- EXERCISE AIM
Copy each line of the entries that contains the word "feet".
======== STORED DATA
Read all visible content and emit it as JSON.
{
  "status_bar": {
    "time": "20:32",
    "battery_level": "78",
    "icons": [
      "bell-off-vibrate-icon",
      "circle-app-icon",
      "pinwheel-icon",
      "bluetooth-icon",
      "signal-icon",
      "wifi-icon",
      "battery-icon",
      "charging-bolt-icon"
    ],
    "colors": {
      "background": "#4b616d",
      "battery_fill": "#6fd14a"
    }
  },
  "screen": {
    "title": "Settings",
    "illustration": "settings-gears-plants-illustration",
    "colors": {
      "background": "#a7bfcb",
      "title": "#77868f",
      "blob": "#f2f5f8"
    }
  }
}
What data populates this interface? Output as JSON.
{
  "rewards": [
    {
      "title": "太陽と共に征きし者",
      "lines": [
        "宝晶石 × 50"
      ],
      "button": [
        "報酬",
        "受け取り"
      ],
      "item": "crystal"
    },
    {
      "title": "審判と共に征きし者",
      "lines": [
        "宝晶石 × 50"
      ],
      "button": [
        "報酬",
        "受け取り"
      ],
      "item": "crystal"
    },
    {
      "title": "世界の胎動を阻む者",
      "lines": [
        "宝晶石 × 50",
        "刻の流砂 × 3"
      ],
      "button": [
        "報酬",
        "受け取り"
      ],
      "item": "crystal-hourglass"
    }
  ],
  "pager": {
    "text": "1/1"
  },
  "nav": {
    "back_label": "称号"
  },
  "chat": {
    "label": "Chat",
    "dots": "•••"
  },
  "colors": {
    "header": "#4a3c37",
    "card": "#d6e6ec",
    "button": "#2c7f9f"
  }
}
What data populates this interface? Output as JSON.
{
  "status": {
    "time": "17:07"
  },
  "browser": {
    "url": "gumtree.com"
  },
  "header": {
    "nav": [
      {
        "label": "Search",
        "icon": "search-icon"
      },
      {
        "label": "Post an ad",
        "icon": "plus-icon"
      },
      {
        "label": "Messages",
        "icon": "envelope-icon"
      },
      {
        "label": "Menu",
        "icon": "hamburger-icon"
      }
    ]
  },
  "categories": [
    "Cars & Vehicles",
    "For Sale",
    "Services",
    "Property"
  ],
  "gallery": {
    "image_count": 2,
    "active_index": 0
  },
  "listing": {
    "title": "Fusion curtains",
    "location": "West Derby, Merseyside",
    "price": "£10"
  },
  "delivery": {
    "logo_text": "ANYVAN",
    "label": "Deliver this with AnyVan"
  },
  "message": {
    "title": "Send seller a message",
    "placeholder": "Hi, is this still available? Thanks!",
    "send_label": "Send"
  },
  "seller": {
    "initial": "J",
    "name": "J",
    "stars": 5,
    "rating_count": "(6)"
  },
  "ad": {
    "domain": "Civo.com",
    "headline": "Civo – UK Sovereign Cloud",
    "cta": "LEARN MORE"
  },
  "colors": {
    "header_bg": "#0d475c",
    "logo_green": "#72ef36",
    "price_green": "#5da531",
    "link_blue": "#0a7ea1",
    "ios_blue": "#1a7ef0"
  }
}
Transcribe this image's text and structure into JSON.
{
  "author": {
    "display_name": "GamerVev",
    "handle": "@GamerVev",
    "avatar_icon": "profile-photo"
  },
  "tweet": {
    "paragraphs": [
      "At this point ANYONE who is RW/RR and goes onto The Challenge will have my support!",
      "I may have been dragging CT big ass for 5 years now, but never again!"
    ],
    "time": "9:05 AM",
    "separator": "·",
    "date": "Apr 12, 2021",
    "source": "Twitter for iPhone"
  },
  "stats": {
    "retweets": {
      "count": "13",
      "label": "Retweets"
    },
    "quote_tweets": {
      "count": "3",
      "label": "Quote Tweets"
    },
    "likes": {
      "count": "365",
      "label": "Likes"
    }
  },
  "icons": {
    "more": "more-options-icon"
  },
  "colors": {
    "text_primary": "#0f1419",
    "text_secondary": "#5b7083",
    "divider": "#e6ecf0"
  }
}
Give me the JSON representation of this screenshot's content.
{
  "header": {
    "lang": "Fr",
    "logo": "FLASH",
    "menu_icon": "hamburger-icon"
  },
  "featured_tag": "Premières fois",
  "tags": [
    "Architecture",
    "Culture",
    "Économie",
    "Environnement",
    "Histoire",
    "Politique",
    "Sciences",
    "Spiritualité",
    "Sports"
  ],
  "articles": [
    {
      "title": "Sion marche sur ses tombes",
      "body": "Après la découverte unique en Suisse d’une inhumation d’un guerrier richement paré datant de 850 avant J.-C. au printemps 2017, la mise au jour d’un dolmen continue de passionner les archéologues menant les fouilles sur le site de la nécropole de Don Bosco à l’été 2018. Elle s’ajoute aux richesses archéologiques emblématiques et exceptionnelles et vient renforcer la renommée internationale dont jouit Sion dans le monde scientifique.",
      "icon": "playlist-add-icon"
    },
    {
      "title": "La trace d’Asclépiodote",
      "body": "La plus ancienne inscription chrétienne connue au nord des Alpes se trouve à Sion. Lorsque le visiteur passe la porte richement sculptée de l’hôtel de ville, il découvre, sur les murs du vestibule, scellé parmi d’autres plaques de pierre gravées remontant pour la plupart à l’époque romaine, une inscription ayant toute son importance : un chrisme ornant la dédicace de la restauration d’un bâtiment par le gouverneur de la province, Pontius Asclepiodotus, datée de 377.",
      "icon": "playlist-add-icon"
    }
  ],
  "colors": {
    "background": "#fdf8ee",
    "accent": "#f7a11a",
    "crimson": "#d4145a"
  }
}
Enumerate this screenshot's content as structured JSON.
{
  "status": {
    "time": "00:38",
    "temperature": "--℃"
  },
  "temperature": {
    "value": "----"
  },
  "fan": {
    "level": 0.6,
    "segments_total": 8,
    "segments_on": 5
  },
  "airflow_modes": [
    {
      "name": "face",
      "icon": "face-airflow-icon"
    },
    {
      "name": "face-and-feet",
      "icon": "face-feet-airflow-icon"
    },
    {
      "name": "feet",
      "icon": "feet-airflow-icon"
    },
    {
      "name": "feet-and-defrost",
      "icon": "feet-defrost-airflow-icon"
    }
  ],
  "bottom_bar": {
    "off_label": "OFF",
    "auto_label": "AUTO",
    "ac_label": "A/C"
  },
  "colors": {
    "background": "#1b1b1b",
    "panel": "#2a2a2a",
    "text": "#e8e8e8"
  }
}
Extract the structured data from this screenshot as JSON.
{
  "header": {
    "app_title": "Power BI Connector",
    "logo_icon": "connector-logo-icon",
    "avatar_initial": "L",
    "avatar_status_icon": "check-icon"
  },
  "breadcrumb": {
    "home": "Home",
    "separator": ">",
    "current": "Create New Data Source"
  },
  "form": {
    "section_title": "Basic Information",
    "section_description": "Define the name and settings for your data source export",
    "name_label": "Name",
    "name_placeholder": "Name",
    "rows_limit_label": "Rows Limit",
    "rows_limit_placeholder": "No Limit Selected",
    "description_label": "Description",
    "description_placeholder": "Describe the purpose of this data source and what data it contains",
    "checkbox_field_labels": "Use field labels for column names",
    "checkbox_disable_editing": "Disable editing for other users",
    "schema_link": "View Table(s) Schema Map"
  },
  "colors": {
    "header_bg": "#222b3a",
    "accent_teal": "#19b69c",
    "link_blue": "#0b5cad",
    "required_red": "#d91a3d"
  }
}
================
- SOLUTION FOR THIS EXERCISE
      "name": "face-and-feet",
      "icon": "face-feet-airflow-icon"
      "name": "feet",
      "icon": "feet-airflow-icon"
      "name": "feet-and-defrost",
      "icon": "feet-defrost-airflow-icon"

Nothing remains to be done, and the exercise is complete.